- [LISTED ENTRIES]
+ + + + + + +

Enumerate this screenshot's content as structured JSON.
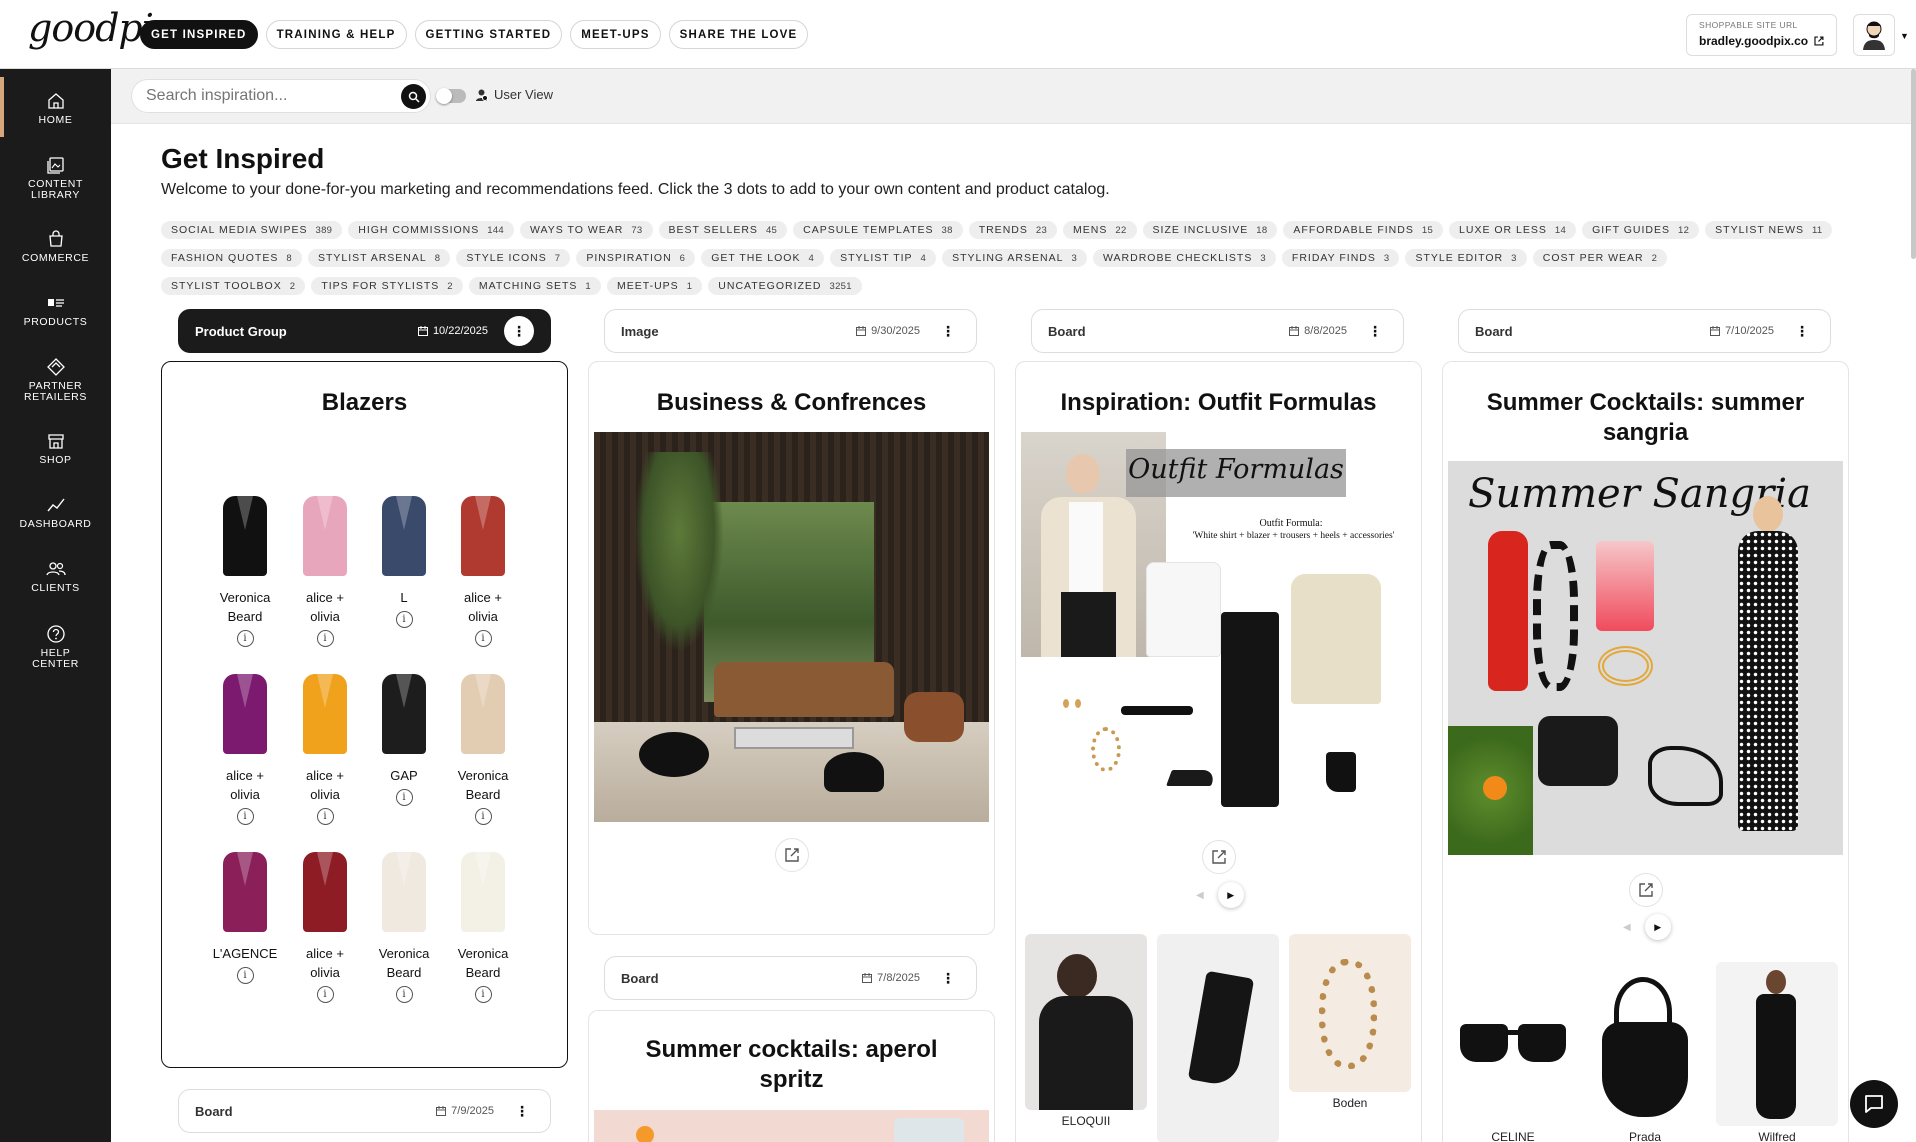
{
  "brand": {
    "logo_text": "goodpix"
  },
  "nav": [
    {
      "label": "GET INSPIRED",
      "active": true
    },
    {
      "label": "TRAINING & HELP",
      "active": false
    },
    {
      "label": "GETTING STARTED",
      "active": false
    },
    {
      "label": "MEET-UPS",
      "active": false
    },
    {
      "label": "SHARE THE LOVE",
      "active": false
    }
  ],
  "site_url": {
    "label": "SHOPPABLE SITE URL",
    "value": "bradley.goodpix.co"
  },
  "sidebar": {
    "items": [
      {
        "label": "HOME",
        "icon": "home-icon",
        "active": true
      },
      {
        "label": "CONTENT LIBRARY",
        "icon": "library-icon"
      },
      {
        "label": "COMMERCE",
        "icon": "bag-icon"
      },
      {
        "label": "PRODUCTS",
        "icon": "products-icon"
      },
      {
        "label": "PARTNER RETAILERS",
        "icon": "diamond-icon"
      },
      {
        "label": "SHOP",
        "icon": "store-icon"
      },
      {
        "label": "DASHBOARD",
        "icon": "chart-icon"
      },
      {
        "label": "CLIENTS",
        "icon": "users-icon"
      },
      {
        "label": "HELP CENTER",
        "icon": "help-icon"
      }
    ]
  },
  "search": {
    "placeholder": "Search inspiration...",
    "user_view_label": "User View"
  },
  "main": {
    "title": "Get Inspired",
    "subtitle": "Welcome to your done-for-you marketing and recommendations feed. Click the 3 dots to add to your own content and product catalog."
  },
  "tags": [
    {
      "label": "SOCIAL MEDIA SWIPES",
      "count": "389"
    },
    {
      "label": "HIGH COMMISSIONS",
      "count": "144"
    },
    {
      "label": "WAYS TO WEAR",
      "count": "73"
    },
    {
      "label": "BEST SELLERS",
      "count": "45"
    },
    {
      "label": "CAPSULE TEMPLATES",
      "count": "38"
    },
    {
      "label": "TRENDS",
      "count": "23"
    },
    {
      "label": "MENS",
      "count": "22"
    },
    {
      "label": "SIZE INCLUSIVE",
      "count": "18"
    },
    {
      "label": "AFFORDABLE FINDS",
      "count": "15"
    },
    {
      "label": "LUXE OR LESS",
      "count": "14"
    },
    {
      "label": "GIFT GUIDES",
      "count": "12"
    },
    {
      "label": "STYLIST NEWS",
      "count": "11"
    },
    {
      "label": "FASHION QUOTES",
      "count": "8"
    },
    {
      "label": "STYLIST ARSENAL",
      "count": "8"
    },
    {
      "label": "STYLE ICONS",
      "count": "7"
    },
    {
      "label": "PINSPIRATION",
      "count": "6"
    },
    {
      "label": "GET THE LOOK",
      "count": "4"
    },
    {
      "label": "STYLIST TIP",
      "count": "4"
    },
    {
      "label": "STYLING ARSENAL",
      "count": "3"
    },
    {
      "label": "WARDROBE CHECKLISTS",
      "count": "3"
    },
    {
      "label": "FRIDAY FINDS",
      "count": "3"
    },
    {
      "label": "STYLE EDITOR",
      "count": "3"
    },
    {
      "label": "COST PER WEAR",
      "count": "2"
    },
    {
      "label": "STYLIST TOOLBOX",
      "count": "2"
    },
    {
      "label": "TIPS FOR STYLISTS",
      "count": "2"
    },
    {
      "label": "MATCHING SETS",
      "count": "1"
    },
    {
      "label": "MEET-UPS",
      "count": "1"
    },
    {
      "label": "UNCATEGORIZED",
      "count": "3251"
    }
  ],
  "cards": {
    "c1": {
      "type": "Product Group",
      "date": "10/22/2025",
      "title": "Blazers"
    },
    "c2": {
      "type": "Image",
      "date": "9/30/2025",
      "title": "Business & Confrences"
    },
    "c3": {
      "type": "Board",
      "date": "8/8/2025",
      "title": "Inspiration: Outfit Formulas",
      "overlay_script": "Outfit Formulas",
      "formula_label": "Outfit Formula:",
      "formula_text": "'White shirt + blazer + trousers + heels + accessories'"
    },
    "c4": {
      "type": "Board",
      "date": "7/10/2025",
      "title": "Summer Cocktails: summer sangria",
      "overlay_script": "Summer Sangria"
    },
    "c5": {
      "type": "Board",
      "date": "7/8/2025",
      "title": "Summer cocktails: aperol spritz"
    },
    "c6": {
      "type": "Board",
      "date": "7/9/2025"
    }
  },
  "blazers": [
    {
      "brand": "Veronica Beard",
      "color": "#111111"
    },
    {
      "brand": "alice + olivia",
      "color": "#e8a6bd"
    },
    {
      "brand": "L",
      "color": "#3a4a6b"
    },
    {
      "brand": "alice + olivia",
      "color": "#b03a30"
    },
    {
      "brand": "alice + olivia",
      "color": "#7b1a6e"
    },
    {
      "brand": "alice + olivia",
      "color": "#f0a21c"
    },
    {
      "brand": "GAP",
      "color": "#1d1d1d"
    },
    {
      "brand": "Veronica Beard",
      "color": "#e3cdb2"
    },
    {
      "brand": "L'AGENCE",
      "color": "#8a1f5a"
    },
    {
      "brand": "alice + olivia",
      "color": "#8e1c24"
    },
    {
      "brand": "Veronica Beard",
      "color": "#efe9df"
    },
    {
      "brand": "Veronica Beard",
      "color": "#f3f0e6"
    }
  ],
  "c3_products": [
    {
      "name": "ELOQUII"
    },
    {
      "name": ""
    },
    {
      "name": "Boden"
    }
  ],
  "c4_products": [
    {
      "name": "CELINE"
    },
    {
      "name": "Prada"
    },
    {
      "name": "Wilfred"
    }
  ]
}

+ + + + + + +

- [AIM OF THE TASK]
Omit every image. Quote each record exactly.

- [EXPECTED ANSWER]
Enumerate this screenshot's content as structured JSON.
{
  "brand": {
    "logo_text": "goodpix"
  },
  "nav": [
    {
      "label": "GET INSPIRED",
      "active": true
    },
    {
      "label": "TRAINING & HELP",
      "active": false
    },
    {
      "label": "GETTING STARTED",
      "active": false
    },
    {
      "label": "MEET-UPS",
      "active": false
    },
    {
      "label": "SHARE THE LOVE",
      "active": false
    }
  ],
  "site_url": {
    "label": "SHOPPABLE SITE URL",
    "value": "bradley.goodpix.co"
  },
  "sidebar": {
    "items": [
      {
        "label": "HOME",
        "icon": "home-icon",
        "active": true
      },
      {
        "label": "CONTENT LIBRARY",
        "icon": "library-icon"
      },
      {
        "label": "COMMERCE",
        "icon": "bag-icon"
      },
      {
        "label": "PRODUCTS",
        "icon": "products-icon"
      },
      {
        "label": "PARTNER RETAILERS",
        "icon": "diamond-icon"
      },
      {
        "label": "SHOP",
        "icon": "store-icon"
      },
      {
        "label": "DASHBOARD",
        "icon": "chart-icon"
      },
      {
        "label": "CLIENTS",
        "icon": "users-icon"
      },
      {
        "label": "HELP CENTER",
        "icon": "help-icon"
      }
    ]
  },
  "search": {
    "placeholder": "Search inspiration...",
    "user_view_label": "User View"
  },
  "main": {
    "title": "Get Inspired",
    "subtitle": "Welcome to your done-for-you marketing and recommendations feed. Click the 3 dots to add to your own content and product catalog."
  },
  "tags": [
    {
      "label": "SOCIAL MEDIA SWIPES",
      "count": "389"
    },
    {
      "label": "HIGH COMMISSIONS",
      "count": "144"
    },
    {
      "label": "WAYS TO WEAR",
      "count": "73"
    },
    {
      "label": "BEST SELLERS",
      "count": "45"
    },
    {
      "label": "CAPSULE TEMPLATES",
      "count": "38"
    },
    {
      "label": "TRENDS",
      "count": "23"
    },
    {
      "label": "MENS",
      "count": "22"
    },
    {
      "label": "SIZE INCLUSIVE",
      "count": "18"
    },
    {
      "label": "AFFORDABLE FINDS",
      "count": "15"
    },
    {
      "label": "LUXE OR LESS",
      "count": "14"
    },
    {
      "label": "GIFT GUIDES",
      "count": "12"
    },
    {
      "label": "STYLIST NEWS",
      "count": "11"
    },
    {
      "label": "FASHION QUOTES",
      "count": "8"
    },
    {
      "label": "STYLIST ARSENAL",
      "count": "8"
    },
    {
      "label": "STYLE ICONS",
      "count": "7"
    },
    {
      "label": "PINSPIRATION",
      "count": "6"
    },
    {
      "label": "GET THE LOOK",
      "count": "4"
    },
    {
      "label": "STYLIST TIP",
      "count": "4"
    },
    {
      "label": "STYLING ARSENAL",
      "count": "3"
    },
    {
      "label": "WARDROBE CHECKLISTS",
      "count": "3"
    },
    {
      "label": "FRIDAY FINDS",
      "count": "3"
    },
    {
      "label": "STYLE EDITOR",
      "count": "3"
    },
    {
      "label": "COST PER WEAR",
      "count": "2"
    },
    {
      "label": "STYLIST TOOLBOX",
      "count": "2"
    },
    {
      "label": "TIPS FOR STYLISTS",
      "count": "2"
    },
    {
      "label": "MATCHING SETS",
      "count": "1"
    },
    {
      "label": "MEET-UPS",
      "count": "1"
    },
    {
      "label": "UNCATEGORIZED",
      "count": "3251"
    }
  ],
  "cards": {
    "c1": {
      "type": "Product Group",
      "date": "10/22/2025",
      "title": "Blazers"
    },
    "c2": {
      "type": "Image",
      "date": "9/30/2025",
      "title": "Business & Confrences"
    },
    "c3": {
      "type": "Board",
      "date": "8/8/2025",
      "title": "Inspiration: Outfit Formulas",
      "overlay_script": "Outfit Formulas",
      "formula_label": "Outfit Formula:",
      "formula_text": "'White shirt + blazer + trousers + heels + accessories'"
    },
    "c4": {
      "type": "Board",
      "date": "7/10/2025",
      "title": "Summer Cocktails: summer sangria",
      "overlay_script": "Summer Sangria"
    },
    "c5": {
      "type": "Board",
      "date": "7/8/2025",
      "title": "Summer cocktails: aperol spritz"
    },
    "c6": {
      "type": "Board",
      "date": "7/9/2025"
    }
  },
  "blazers": [
    {
      "brand": "Veronica Beard",
      "color": "#111111"
    },
    {
      "brand": "alice + olivia",
      "color": "#e8a6bd"
    },
    {
      "brand": "L",
      "color": "#3a4a6b"
    },
    {
      "brand": "alice + olivia",
      "color": "#b03a30"
    },
    {
      "brand": "alice + olivia",
      "color": "#7b1a6e"
    },
    {
      "brand": "alice + olivia",
      "color": "#f0a21c"
    },
    {
      "brand": "GAP",
      "color": "#1d1d1d"
    },
    {
      "brand": "Veronica Beard",
      "color": "#e3cdb2"
    },
    {
      "brand": "L'AGENCE",
      "color": "#8a1f5a"
    },
    {
      "brand": "alice + olivia",
      "color": "#8e1c24"
    },
    {
      "brand": "Veronica Beard",
      "color": "#efe9df"
    },
    {
      "brand": "Veronica Beard",
      "color": "#f3f0e6"
    }
  ],
  "c3_products": [
    {
      "name": "ELOQUII"
    },
    {
      "name": ""
    },
    {
      "name": "Boden"
    }
  ],
  "c4_products": [
    {
      "name": "CELINE"
    },
    {
      "name": "Prada"
    },
    {
      "name": "Wilfred"
    }
  ]
}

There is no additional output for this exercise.